Sustainable Urban Design

This article looks at the relationship urban dwellers have with their urban environments and how a greener built environment in an urbanised area can play a role in alleviating the issue of urban poverty. Green Infrastructure can go a long way in addressing concerns such as food security, improving wellness of the mind and body both physically and mentally, providing a sense of community, help the environment and lastly, a job creator.

Do you agree with the findings in the article? Does Green Infrastructure alleviate urban poverty? Based on the findings presented in the article, I would tend to think so.


For those living in Brisbane, we have one of these already, which links Dutton Park to the UQ St Lucia campus. We definitely need more of these “green” river crossings in Brisbane, as it is a river city and has a great impact on cyclists and pedestrians wanting to get from one side of town. A lack of river crossings forces many people to use a car to drive around the long way, who would otherwise walk or cycle across a green bridge.

This is another example of a green bridge in Portland which is fantastic to see.

I came across this earlier today and thought it would be worthwhile sharing it on my blog, for my readers and also as a reference for my project work.

You can download the full report at this page which also includes some background information and a brief summary of the report itself:

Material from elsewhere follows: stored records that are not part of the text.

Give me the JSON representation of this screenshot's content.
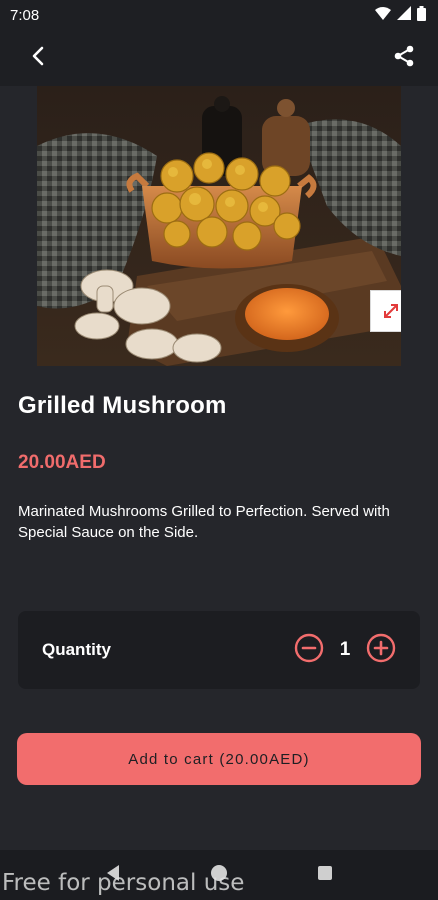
{
  "status_bar": {
    "time": "7:08",
    "icons": [
      "wifi-icon",
      "signal-icon",
      "battery-icon"
    ]
  },
  "toolbar": {
    "back_icon": "back-arrow-icon",
    "share_icon": "share-icon"
  },
  "product": {
    "image_alt": "grilled-mushroom-photo",
    "expand_icon": "expand-icon",
    "name": "Grilled Mushroom",
    "price": "20.00AED",
    "description": "Marinated Mushrooms Grilled to Perfection. Served with Special Sauce on the Side."
  },
  "quantity": {
    "label": "Quantity",
    "value": "1",
    "decrement_icon": "minus-circle-icon",
    "increment_icon": "plus-circle-icon"
  },
  "cart": {
    "add_label": "Add to cart (20.00AED)"
  },
  "nav_bar": {
    "icons": [
      "nav-back-icon",
      "nav-home-icon",
      "nav-recents-icon"
    ]
  },
  "watermark": "Free for personal use",
  "colors": {
    "background": "#25262b",
    "accent": "#f26d6d",
    "price": "#f06c6c",
    "card": "#1c1d21"
  }
}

Happy reading and have a great weekend.

The World Bank published and made available this book “Transforming Cities with Transit” which explores the complex process of transit and land-use integration in rapidly growing cities in developing countries. As one of the most promising strategies for advancing environmental sustainability, economic competitiveness, and socially inclusive development in fast-growing cities, transit and land-use integration is increasingly being embraced by policy-makers at all levels of government. Happy reading!

This is a great article on the Guardian website which looks at the motorbike habit of Kathmandu residents and whether or not cycling has a place in the rapidly growing city.

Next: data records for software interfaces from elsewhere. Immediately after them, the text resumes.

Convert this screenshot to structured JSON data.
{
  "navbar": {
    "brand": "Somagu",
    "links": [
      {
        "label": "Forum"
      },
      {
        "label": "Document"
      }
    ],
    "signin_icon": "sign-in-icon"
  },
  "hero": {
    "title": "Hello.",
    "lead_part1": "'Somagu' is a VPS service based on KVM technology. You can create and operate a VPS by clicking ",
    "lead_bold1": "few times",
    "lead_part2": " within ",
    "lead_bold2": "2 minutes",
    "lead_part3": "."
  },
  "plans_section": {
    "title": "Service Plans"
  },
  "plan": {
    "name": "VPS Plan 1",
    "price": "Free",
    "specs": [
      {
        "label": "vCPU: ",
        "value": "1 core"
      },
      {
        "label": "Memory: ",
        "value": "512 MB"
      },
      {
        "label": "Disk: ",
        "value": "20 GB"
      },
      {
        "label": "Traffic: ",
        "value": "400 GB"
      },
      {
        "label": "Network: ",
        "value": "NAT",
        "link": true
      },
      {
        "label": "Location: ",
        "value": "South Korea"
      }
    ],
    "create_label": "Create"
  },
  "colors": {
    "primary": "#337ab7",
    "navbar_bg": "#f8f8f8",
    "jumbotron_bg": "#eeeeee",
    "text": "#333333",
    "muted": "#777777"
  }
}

One of the main problems to overcome is the issue of status. Cycling is seen as an inferior mode of transport, even lower than public transport which already suffers from a negative stigma. Recently there have been groups forming to encourage people to ditch motorbikes and shift to bicycles however these groups are in the minority and are facing the tough task of convincing the government and it’s people that change is needed quickly if Kathmandu is serious about tackling the growing issue of air pollution.

You can read more in the article published by the Guardian: